WHAT THIS TASK INVOLVES —
Every record below must be copied exactly, with images dropped.

[Data entries]

------------------------------

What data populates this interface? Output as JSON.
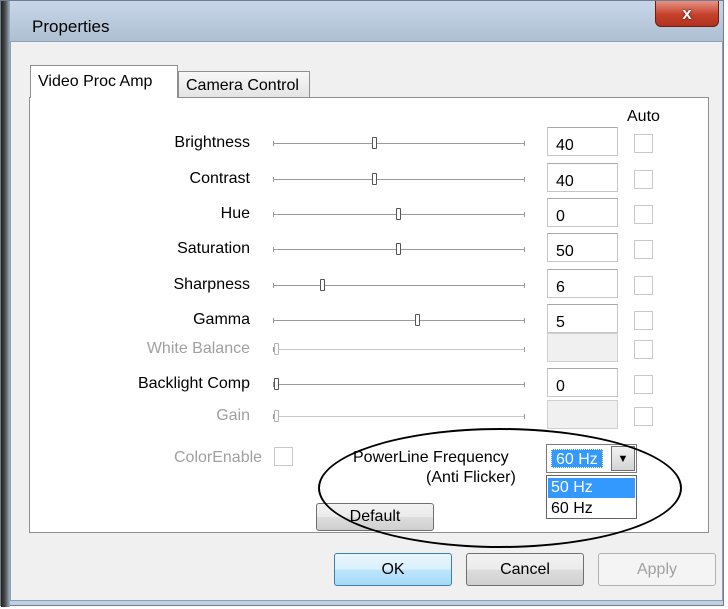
{
  "window": {
    "title": "Properties",
    "close_label": "x"
  },
  "tabs": [
    {
      "label": "Video Proc Amp",
      "active": true
    },
    {
      "label": "Camera Control",
      "active": false
    }
  ],
  "auto_header": "Auto",
  "rows": [
    {
      "label": "Brightness",
      "value": "40",
      "enabled": true
    },
    {
      "label": "Contrast",
      "value": "40",
      "enabled": true
    },
    {
      "label": "Hue",
      "value": "0",
      "enabled": true
    },
    {
      "label": "Saturation",
      "value": "50",
      "enabled": true
    },
    {
      "label": "Sharpness",
      "value": "6",
      "enabled": true
    },
    {
      "label": "Gamma",
      "value": "5",
      "enabled": true
    },
    {
      "label": "White Balance",
      "value": "",
      "enabled": false
    },
    {
      "label": "Backlight Comp",
      "value": "0",
      "enabled": true
    },
    {
      "label": "Gain",
      "value": "",
      "enabled": false
    }
  ],
  "color_enable": {
    "label": "ColorEnable"
  },
  "powerline": {
    "label_line1": "PowerLine Frequency",
    "label_line2": "(Anti Flicker)",
    "selected": "60 Hz",
    "options": [
      "50 Hz",
      "60 Hz"
    ],
    "highlighted": "50 Hz"
  },
  "buttons": {
    "default": "Default",
    "ok": "OK",
    "cancel": "Cancel",
    "apply": "Apply"
  }
}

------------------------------

OUTPUT FOR THIS EXERCISE —
What data populates this interface? Output as JSON.
{
  "window": {
    "title": "Properties",
    "close_label": "x"
  },
  "tabs": [
    {
      "label": "Video Proc Amp",
      "active": true
    },
    {
      "label": "Camera Control",
      "active": false
    }
  ],
  "auto_header": "Auto",
  "rows": [
    {
      "label": "Brightness",
      "value": "40",
      "enabled": true
    },
    {
      "label": "Contrast",
      "value": "40",
      "enabled": true
    },
    {
      "label": "Hue",
      "value": "0",
      "enabled": true
    },
    {
      "label": "Saturation",
      "value": "50",
      "enabled": true
    },
    {
      "label": "Sharpness",
      "value": "6",
      "enabled": true
    },
    {
      "label": "Gamma",
      "value": "5",
      "enabled": true
    },
    {
      "label": "White Balance",
      "value": "",
      "enabled": false
    },
    {
      "label": "Backlight Comp",
      "value": "0",
      "enabled": true
    },
    {
      "label": "Gain",
      "value": "",
      "enabled": false
    }
  ],
  "color_enable": {
    "label": "ColorEnable"
  },
  "powerline": {
    "label_line1": "PowerLine Frequency",
    "label_line2": "(Anti Flicker)",
    "selected": "60 Hz",
    "options": [
      "50 Hz",
      "60 Hz"
    ],
    "highlighted": "50 Hz"
  },
  "buttons": {
    "default": "Default",
    "ok": "OK",
    "cancel": "Cancel",
    "apply": "Apply"
  }
}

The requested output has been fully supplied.